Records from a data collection
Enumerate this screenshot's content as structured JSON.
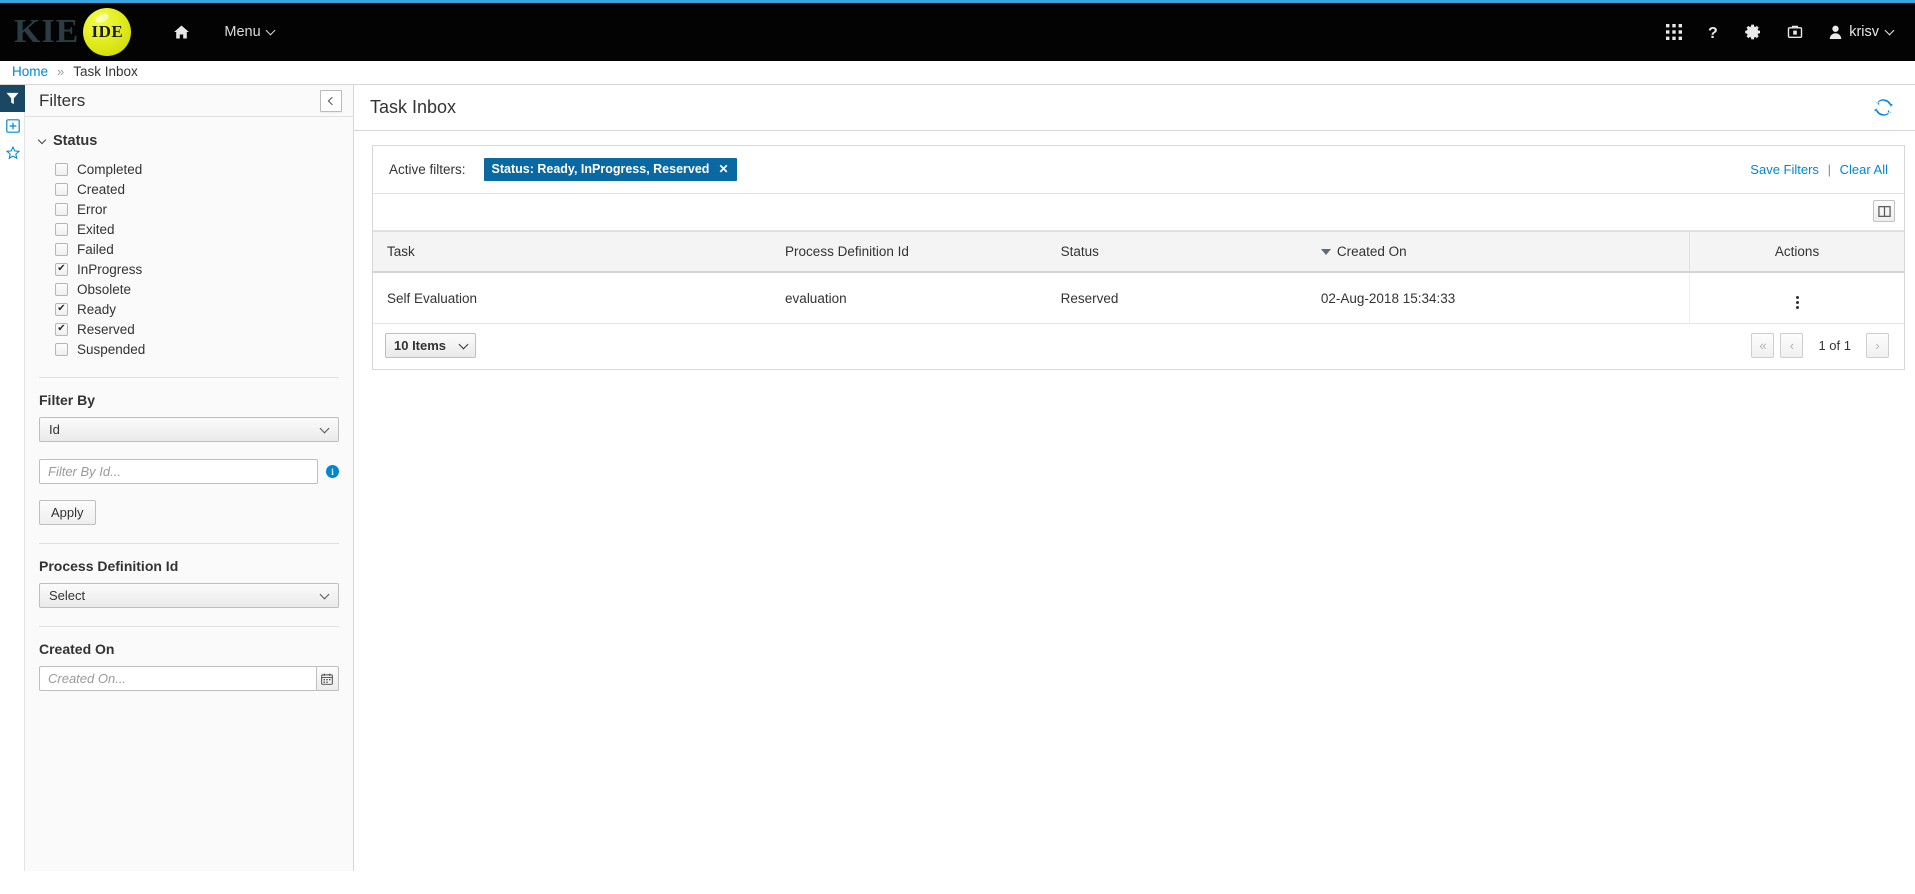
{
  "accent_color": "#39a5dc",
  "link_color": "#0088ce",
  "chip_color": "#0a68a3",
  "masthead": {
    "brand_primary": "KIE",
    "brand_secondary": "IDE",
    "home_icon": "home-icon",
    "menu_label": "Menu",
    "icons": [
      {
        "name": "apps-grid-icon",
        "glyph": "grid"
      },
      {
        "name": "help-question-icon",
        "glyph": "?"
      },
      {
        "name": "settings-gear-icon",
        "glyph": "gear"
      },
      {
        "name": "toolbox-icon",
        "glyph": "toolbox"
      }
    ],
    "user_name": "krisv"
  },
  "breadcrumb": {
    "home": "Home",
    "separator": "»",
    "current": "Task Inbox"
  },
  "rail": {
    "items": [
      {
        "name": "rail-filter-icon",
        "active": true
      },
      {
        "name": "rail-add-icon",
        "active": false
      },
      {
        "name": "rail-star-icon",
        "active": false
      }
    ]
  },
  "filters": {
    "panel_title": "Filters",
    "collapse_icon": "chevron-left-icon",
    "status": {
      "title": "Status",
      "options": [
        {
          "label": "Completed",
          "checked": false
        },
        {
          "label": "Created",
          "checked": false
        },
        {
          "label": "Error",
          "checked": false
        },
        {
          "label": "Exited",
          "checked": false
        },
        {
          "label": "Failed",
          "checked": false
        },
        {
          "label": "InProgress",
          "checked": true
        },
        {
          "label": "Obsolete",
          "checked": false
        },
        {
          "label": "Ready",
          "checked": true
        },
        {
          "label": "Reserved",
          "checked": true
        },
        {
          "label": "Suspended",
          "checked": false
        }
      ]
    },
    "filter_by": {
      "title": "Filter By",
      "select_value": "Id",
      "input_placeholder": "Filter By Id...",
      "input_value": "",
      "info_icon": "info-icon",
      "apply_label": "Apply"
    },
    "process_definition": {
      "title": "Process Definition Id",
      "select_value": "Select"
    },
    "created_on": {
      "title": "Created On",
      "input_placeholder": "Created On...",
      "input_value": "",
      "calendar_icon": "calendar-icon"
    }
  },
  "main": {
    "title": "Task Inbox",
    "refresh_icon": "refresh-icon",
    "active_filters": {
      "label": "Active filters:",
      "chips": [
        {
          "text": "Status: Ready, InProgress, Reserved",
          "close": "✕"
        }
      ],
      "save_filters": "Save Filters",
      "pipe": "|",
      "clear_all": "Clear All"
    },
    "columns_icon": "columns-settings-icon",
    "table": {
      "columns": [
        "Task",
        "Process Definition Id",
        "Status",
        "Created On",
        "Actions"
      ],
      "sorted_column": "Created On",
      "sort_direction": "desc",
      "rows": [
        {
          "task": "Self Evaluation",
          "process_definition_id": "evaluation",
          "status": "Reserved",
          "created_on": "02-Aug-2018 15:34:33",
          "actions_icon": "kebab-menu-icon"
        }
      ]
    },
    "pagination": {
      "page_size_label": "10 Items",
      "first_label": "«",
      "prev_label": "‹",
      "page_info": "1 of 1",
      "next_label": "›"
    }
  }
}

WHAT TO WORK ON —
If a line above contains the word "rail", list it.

EXERCISE OUTPUT —
  "rail": {
        "name": "rail-filter-icon",
        "name": "rail-add-icon",
        "name": "rail-star-icon",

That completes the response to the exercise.